Reading Summary 2019-04-19
· by Aldrin Montana
Stronger Semantics for Low-Latency Geo-Replicated Storage
The paper overall seems good, but I do not believe it presents a significant step beyond the previous work, COPS (and COPS-GT). After reviewing the proposed contributions and the improvements, I think it is a borderline evaluation–I cannot decide whether to reject or accept. Specifically, I value that the change in a few perspectives led to a significant change in implementation which improves performance in a variety of ways, but I believe the core changes do not lead to more interesting research, although the improvements are certainly useful for the system and system users.
The proposed contributions are:
Support for read-only transactions that are minimally interrupted by concurrent writes.
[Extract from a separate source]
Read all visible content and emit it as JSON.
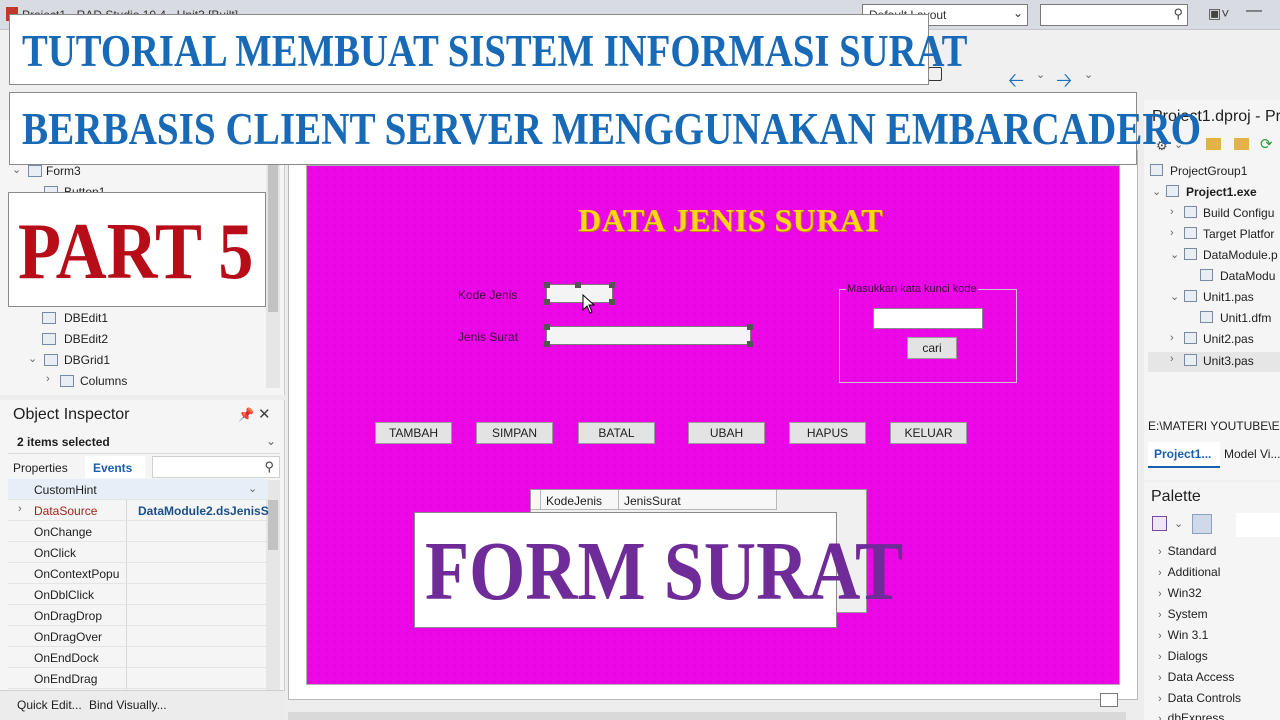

Support for write-only transactions that allows useful work to still potentially serve reads. This is done by cohorts asking the coordinator of a transaction for information regarding committed transactions, and then trying to resolve whether a value being read will potentially be overwritten.
Evaluation showing that Eiger performance is comparable to Cassandra, despite providing stronger consistency guarantees.
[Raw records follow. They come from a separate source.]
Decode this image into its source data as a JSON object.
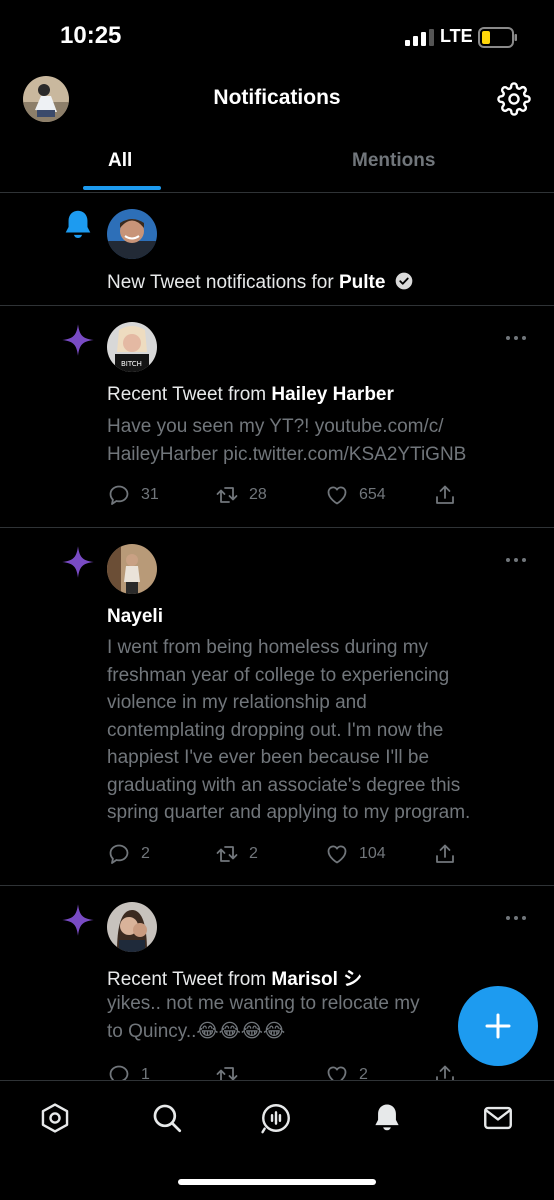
{
  "status_bar": {
    "time": "10:25",
    "network": "LTE"
  },
  "header": {
    "title": "Notifications"
  },
  "tabs": [
    {
      "label": "All"
    },
    {
      "label": "Mentions"
    }
  ],
  "notifications": [
    {
      "type": "new-tweet-notifications",
      "icon": "bell-icon",
      "text_prefix": "New Tweet notifications for ",
      "name": "Pulte",
      "verified": true
    },
    {
      "type": "recent-tweet",
      "icon": "sparkle-icon",
      "text_prefix": "Recent Tweet from ",
      "name": "Hailey Harber",
      "body_lines": [
        "Have you seen my YT?!  youtube.com/c/",
        "HaileyHarber pic.twitter.com/KSA2YTiGNB"
      ],
      "replies": "31",
      "retweets": "28",
      "likes": "654"
    },
    {
      "type": "recommended-tweet",
      "icon": "sparkle-icon",
      "name": "Nayeli",
      "body_lines": [
        "I went from being homeless during my",
        "freshman year of college to experiencing",
        "violence in my relationship and",
        "contemplating dropping out. I'm now the",
        "happiest I've ever been because I'll be",
        "graduating with an associate's degree this",
        "spring quarter and applying to my program."
      ],
      "replies": "2",
      "retweets": "2",
      "likes": "104"
    },
    {
      "type": "recent-tweet",
      "icon": "sparkle-icon",
      "text_prefix": "Recent Tweet from ",
      "name": "Marisol シ",
      "body_lines": [
        "yikes.. not me wanting to relocate my",
        "to Quincy..😂😂😂😂"
      ],
      "replies": "1",
      "retweets": "",
      "likes": "2"
    }
  ],
  "fab": {
    "icon": "compose-plus-icon"
  },
  "bottom_nav": [
    {
      "icon": "home-icon"
    },
    {
      "icon": "search-icon"
    },
    {
      "icon": "spaces-icon"
    },
    {
      "icon": "bell-icon",
      "active": true
    },
    {
      "icon": "mail-icon"
    }
  ],
  "colors": {
    "accent": "#1d9bf0",
    "sparkle": "#794bc4",
    "muted": "#71767b",
    "divider": "#2f3336"
  }
}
The system model now supports column families
I believe that 1 and 2 are valuable, I suspect that the workload for proving 3 is very workload specific, and 4 seems valuable from a practical perspective, but perhaps not a research perspective.
I think the use of a random key as a coordinator key is very ingenious, and I would like to see the use of this in future work and perhaps a deeper dive on the trade-offs for how it can be selected and how it may relate to load balancing and other workload or system characteristics.
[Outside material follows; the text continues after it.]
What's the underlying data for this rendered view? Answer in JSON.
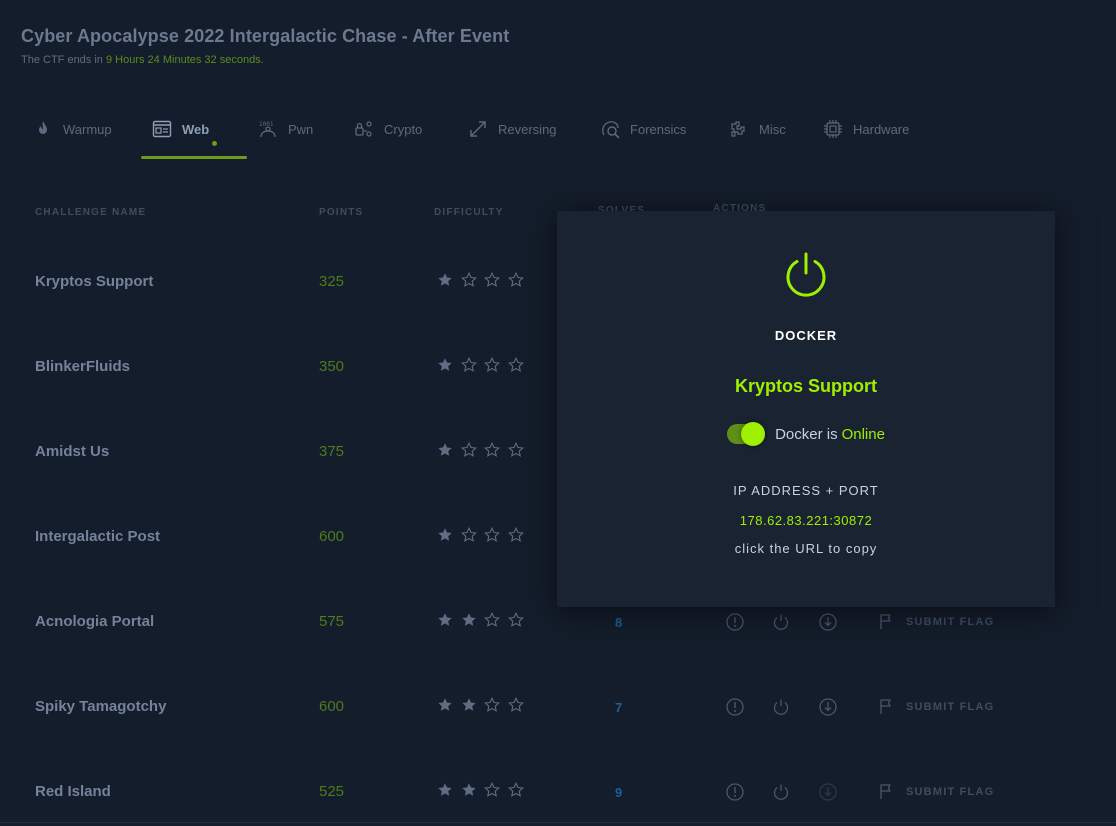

Performance metrics do look good. I think including numbers of some other system with linearizable or causal consistency would be useful just for reference. It’s nice to know that causal consistency can be achieved with minimal overhead, but I don’t have much of a reference for how much of an improvement the minimal overhead is compared to typical or naive systems.
The consistency model and evaluation seems to be the same as what was used in COPS, with the main difference being, “COPS places dependencies on values, while Eiger uses dependencies on operations.” The interesting thing of COPS was the idea that dependencies could be between values, rather than operations.
The use of logical time and EVTs seemed very similar, in practice, to something like vector clocks. I suppose the insight that storing the EVT is enough to determine consistency, but that also appears to not be a new idea, as this is the insight first described in the vector clock paper, except as a reasoning that the state of a process’s history can be summarized by the logical time of the latest event of that process.
I think the 4.4 section is very uninteresting. Each datacenter is assumed to be linearizable, so it seems trivial to say that the datacenter of origin for a read can be linearizable if all concurrent writes come from the same datacenter (are known to have a linearizable order). I may misunderstand the insight here, but I feel like it is better left out.
This may be an unnecessary ask, but I would have liked to see some performance evaluations with varying latencies between data centers and/or with some failures. It is not clear that any of these cases happen in the evaluations, and since each datacenter is linearizable and it is not clear how many operations span various
- How do servers know what values were returned in a first round? Or does “storing values newer than those returned in a first round” apply universally, as a fact of maintaining validity periods?